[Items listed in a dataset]
■ ■ ■ ■

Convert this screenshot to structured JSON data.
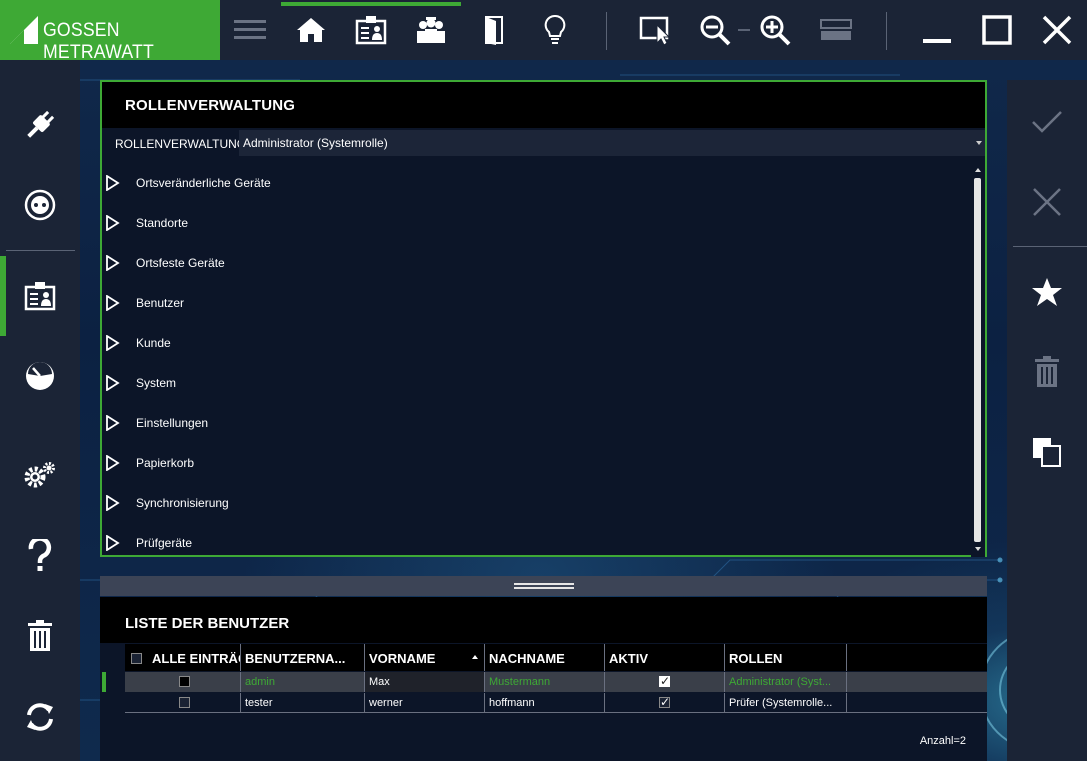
{
  "brand": {
    "name": "GOSSEN METRAWATT",
    "color": "#3ea935"
  },
  "topbar": {
    "icons": [
      "menu-icon",
      "home-icon",
      "user-card-icon",
      "group-icon",
      "door-icon",
      "lightbulb-icon",
      "pointer-select-icon",
      "zoom-out-icon",
      "zoom-in-icon",
      "layout-icon",
      "minimize-icon",
      "maximize-icon",
      "close-icon"
    ]
  },
  "leftbar": {
    "icons": [
      "plug-icon",
      "socket-icon",
      "user-card-icon",
      "gauge-icon",
      "settings-icon",
      "help-icon",
      "trash-icon",
      "sync-icon"
    ]
  },
  "rightbar": {
    "icons": [
      "check-icon",
      "cancel-icon",
      "star-icon",
      "delete-icon",
      "copy-icon"
    ]
  },
  "roles": {
    "title": "ROLLENVERWALTUNG",
    "select_label": "ROLLENVERWALTUNG",
    "selected_role": "Administrator (Systemrolle)",
    "items": [
      "Ortsveränderliche Geräte",
      "Standorte",
      "Ortsfeste Geräte",
      "Benutzer",
      "Kunde",
      "System",
      "Einstellungen",
      "Papierkorb",
      "Synchronisierung",
      "Prüfgeräte"
    ]
  },
  "users": {
    "title": "LISTE DER BENUTZER",
    "columns": [
      "ALLE EINTRÄGE",
      "BENUTZERNA...",
      "VORNAME",
      "NACHNAME",
      "AKTIV",
      "ROLLEN"
    ],
    "rows": [
      {
        "username": "admin",
        "firstname": "Max",
        "lastname": "Mustermann",
        "active": true,
        "roles": "Administrator (Syst..."
      },
      {
        "username": "tester",
        "firstname": "werner",
        "lastname": "hoffmann",
        "active": true,
        "roles": "Prüfer (Systemrolle..."
      }
    ],
    "count": "Anzahl=2"
  }
}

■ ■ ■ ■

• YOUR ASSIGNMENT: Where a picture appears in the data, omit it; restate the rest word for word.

• TASK ANSWER:
Convert this screenshot to structured JSON data.
{
  "brand": {
    "name": "GOSSEN METRAWATT",
    "color": "#3ea935"
  },
  "topbar": {
    "icons": [
      "menu-icon",
      "home-icon",
      "user-card-icon",
      "group-icon",
      "door-icon",
      "lightbulb-icon",
      "pointer-select-icon",
      "zoom-out-icon",
      "zoom-in-icon",
      "layout-icon",
      "minimize-icon",
      "maximize-icon",
      "close-icon"
    ]
  },
  "leftbar": {
    "icons": [
      "plug-icon",
      "socket-icon",
      "user-card-icon",
      "gauge-icon",
      "settings-icon",
      "help-icon",
      "trash-icon",
      "sync-icon"
    ]
  },
  "rightbar": {
    "icons": [
      "check-icon",
      "cancel-icon",
      "star-icon",
      "delete-icon",
      "copy-icon"
    ]
  },
  "roles": {
    "title": "ROLLENVERWALTUNG",
    "select_label": "ROLLENVERWALTUNG",
    "selected_role": "Administrator (Systemrolle)",
    "items": [
      "Ortsveränderliche Geräte",
      "Standorte",
      "Ortsfeste Geräte",
      "Benutzer",
      "Kunde",
      "System",
      "Einstellungen",
      "Papierkorb",
      "Synchronisierung",
      "Prüfgeräte"
    ]
  },
  "users": {
    "title": "LISTE DER BENUTZER",
    "columns": [
      "ALLE EINTRÄGE",
      "BENUTZERNA...",
      "VORNAME",
      "NACHNAME",
      "AKTIV",
      "ROLLEN"
    ],
    "rows": [
      {
        "username": "admin",
        "firstname": "Max",
        "lastname": "Mustermann",
        "active": true,
        "roles": "Administrator (Syst..."
      },
      {
        "username": "tester",
        "firstname": "werner",
        "lastname": "hoffmann",
        "active": true,
        "roles": "Prüfer (Systemrolle..."
      }
    ],
    "count": "Anzahl=2"
  }
}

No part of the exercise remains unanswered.